▶ PROBLEM DETAILS
Which lines of the material contain the word "Pause"? Show each one.
────────────────────────────────────────
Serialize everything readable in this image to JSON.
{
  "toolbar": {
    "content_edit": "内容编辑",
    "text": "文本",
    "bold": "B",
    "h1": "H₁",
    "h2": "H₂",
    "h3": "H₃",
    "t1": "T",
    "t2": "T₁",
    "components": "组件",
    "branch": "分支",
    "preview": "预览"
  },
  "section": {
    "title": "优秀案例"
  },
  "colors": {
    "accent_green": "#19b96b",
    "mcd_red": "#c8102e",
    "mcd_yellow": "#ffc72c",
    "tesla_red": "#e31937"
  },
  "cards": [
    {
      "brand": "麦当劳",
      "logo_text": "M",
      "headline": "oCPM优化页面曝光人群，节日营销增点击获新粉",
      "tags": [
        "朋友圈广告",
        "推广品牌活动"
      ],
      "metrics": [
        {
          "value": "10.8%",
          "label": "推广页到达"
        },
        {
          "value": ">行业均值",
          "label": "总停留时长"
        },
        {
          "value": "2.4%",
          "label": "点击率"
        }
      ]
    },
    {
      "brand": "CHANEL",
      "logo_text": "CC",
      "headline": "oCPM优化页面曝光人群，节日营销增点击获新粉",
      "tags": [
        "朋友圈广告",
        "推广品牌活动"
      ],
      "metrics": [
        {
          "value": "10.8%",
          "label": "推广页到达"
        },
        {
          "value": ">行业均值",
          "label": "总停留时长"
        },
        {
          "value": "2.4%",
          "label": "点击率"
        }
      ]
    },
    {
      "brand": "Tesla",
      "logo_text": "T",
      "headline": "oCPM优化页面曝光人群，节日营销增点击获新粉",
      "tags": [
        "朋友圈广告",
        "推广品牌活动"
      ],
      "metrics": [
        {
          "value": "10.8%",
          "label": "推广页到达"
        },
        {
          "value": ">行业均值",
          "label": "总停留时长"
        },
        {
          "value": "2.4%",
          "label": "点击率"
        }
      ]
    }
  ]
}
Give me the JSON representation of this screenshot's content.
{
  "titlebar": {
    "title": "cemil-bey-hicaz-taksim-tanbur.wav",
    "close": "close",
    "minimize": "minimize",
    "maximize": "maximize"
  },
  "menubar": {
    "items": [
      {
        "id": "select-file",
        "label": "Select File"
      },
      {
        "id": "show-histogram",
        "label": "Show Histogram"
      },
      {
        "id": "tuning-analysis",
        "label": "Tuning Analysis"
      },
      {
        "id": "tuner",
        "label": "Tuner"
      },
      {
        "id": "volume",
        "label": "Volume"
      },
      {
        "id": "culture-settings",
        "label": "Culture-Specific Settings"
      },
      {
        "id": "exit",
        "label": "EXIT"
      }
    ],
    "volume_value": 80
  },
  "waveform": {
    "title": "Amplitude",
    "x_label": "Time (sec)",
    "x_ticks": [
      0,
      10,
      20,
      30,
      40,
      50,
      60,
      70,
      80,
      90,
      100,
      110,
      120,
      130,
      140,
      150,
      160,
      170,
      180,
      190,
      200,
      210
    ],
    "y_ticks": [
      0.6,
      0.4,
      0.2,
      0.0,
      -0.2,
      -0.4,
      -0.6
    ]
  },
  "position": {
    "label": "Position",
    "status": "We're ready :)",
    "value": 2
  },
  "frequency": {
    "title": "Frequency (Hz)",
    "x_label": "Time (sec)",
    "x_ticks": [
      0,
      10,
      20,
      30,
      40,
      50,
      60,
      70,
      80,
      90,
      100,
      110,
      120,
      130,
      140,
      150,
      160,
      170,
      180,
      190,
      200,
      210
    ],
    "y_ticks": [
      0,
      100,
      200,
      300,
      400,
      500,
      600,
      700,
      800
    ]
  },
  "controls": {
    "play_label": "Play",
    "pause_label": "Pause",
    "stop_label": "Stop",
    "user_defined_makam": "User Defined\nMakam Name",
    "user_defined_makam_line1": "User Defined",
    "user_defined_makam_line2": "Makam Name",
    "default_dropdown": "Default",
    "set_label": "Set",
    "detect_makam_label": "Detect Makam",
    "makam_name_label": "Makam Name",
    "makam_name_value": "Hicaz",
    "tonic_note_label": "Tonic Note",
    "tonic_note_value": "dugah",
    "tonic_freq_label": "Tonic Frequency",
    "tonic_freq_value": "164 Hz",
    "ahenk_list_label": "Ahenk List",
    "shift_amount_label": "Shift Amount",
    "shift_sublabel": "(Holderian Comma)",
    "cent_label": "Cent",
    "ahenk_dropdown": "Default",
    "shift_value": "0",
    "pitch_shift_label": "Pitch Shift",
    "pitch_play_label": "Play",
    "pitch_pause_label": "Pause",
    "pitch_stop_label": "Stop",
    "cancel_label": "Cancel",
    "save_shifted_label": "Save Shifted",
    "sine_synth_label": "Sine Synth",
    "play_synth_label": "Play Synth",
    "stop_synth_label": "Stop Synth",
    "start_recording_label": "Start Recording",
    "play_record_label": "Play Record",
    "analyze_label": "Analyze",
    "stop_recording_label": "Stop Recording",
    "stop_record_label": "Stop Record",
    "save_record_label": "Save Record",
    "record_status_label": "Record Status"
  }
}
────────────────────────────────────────
▶ ANSWER TO THIS PROBLEM
    "pause_label": "Pause",
    "pitch_pause_label": "Pause",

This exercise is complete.